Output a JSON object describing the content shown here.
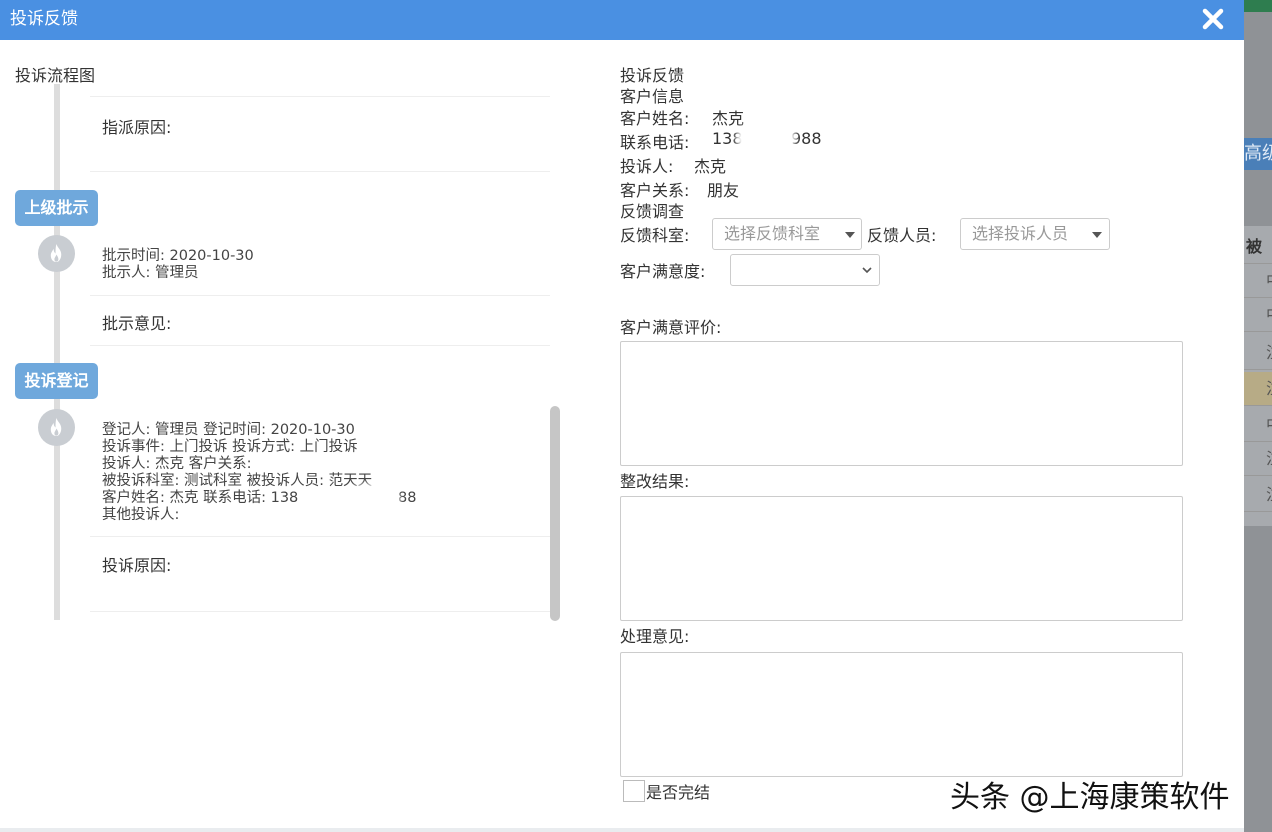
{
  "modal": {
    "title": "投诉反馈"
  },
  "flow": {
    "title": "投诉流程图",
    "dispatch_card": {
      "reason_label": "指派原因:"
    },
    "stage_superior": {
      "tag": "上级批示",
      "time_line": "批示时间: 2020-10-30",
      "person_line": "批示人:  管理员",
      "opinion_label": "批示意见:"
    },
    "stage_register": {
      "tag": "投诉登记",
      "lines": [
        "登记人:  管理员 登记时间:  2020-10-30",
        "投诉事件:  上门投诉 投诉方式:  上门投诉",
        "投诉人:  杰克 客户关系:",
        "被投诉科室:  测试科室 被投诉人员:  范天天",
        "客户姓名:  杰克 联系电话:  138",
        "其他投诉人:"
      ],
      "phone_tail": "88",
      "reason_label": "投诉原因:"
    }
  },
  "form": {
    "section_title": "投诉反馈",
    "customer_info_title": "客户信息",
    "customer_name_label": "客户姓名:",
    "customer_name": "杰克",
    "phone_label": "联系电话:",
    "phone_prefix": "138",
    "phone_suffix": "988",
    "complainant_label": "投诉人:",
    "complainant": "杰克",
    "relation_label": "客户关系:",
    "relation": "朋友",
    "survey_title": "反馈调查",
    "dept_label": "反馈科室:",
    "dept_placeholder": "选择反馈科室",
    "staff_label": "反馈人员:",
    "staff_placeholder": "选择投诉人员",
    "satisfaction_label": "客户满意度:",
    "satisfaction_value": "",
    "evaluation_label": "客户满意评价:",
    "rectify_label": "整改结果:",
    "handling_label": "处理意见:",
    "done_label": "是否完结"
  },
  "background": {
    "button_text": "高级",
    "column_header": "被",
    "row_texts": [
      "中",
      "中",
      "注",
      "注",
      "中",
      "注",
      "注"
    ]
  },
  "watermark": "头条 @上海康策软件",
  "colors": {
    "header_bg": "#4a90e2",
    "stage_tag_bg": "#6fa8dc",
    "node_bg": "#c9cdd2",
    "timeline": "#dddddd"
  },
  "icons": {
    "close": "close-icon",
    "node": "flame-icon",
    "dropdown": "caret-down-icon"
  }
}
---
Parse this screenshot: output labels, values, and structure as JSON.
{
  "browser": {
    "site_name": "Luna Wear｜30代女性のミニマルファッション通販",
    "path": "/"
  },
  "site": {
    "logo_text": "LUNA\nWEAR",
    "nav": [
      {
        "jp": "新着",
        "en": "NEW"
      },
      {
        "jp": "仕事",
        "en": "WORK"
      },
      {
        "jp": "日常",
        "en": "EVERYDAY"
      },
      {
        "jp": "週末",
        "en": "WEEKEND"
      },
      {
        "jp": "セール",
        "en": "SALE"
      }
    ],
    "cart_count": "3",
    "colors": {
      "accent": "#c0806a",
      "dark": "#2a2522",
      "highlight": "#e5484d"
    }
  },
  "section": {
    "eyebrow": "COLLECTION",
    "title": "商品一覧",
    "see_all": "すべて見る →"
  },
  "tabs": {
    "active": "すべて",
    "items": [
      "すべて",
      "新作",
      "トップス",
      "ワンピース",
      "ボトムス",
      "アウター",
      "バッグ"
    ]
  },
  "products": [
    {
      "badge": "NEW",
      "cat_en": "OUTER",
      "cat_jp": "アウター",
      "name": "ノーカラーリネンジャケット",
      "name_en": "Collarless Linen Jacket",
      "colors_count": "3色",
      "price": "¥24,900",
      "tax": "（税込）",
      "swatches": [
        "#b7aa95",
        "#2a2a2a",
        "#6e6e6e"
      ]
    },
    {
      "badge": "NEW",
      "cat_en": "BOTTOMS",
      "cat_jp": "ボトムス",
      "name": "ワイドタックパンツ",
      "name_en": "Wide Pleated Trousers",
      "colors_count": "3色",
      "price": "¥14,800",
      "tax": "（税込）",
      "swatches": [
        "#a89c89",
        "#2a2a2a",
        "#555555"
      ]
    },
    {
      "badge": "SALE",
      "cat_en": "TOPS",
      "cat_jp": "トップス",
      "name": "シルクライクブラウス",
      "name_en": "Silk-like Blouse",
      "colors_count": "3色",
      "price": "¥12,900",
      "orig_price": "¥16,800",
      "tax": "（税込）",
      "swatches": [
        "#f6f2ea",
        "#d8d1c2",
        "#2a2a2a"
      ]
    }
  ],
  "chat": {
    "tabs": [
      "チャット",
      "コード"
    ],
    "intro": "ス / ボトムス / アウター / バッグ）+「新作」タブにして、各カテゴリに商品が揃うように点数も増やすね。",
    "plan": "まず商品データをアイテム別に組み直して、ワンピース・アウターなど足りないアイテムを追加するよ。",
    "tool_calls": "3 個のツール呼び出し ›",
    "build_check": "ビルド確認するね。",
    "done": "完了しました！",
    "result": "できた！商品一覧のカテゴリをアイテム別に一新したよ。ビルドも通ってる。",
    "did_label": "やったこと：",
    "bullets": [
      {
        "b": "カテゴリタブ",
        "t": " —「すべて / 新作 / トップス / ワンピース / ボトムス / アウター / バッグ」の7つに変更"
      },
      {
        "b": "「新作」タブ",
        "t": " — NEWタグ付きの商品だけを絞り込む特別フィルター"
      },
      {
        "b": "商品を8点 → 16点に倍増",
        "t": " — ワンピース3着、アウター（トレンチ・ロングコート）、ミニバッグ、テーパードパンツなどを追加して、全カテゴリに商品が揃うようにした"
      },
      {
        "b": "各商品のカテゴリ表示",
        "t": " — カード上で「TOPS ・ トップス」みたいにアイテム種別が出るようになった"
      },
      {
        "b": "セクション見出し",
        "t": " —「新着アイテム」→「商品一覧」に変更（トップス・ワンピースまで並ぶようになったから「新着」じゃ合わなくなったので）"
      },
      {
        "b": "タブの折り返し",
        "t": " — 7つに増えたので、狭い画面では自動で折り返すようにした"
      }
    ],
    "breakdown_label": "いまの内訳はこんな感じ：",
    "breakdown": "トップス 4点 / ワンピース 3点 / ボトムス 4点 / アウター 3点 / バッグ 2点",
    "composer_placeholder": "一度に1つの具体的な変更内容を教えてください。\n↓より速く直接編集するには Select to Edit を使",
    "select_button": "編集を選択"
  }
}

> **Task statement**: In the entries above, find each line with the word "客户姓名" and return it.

> **Response to this exercise**:
        "客户姓名:  杰克 联系电话:  138",
    "customer_name_label": "客户姓名:",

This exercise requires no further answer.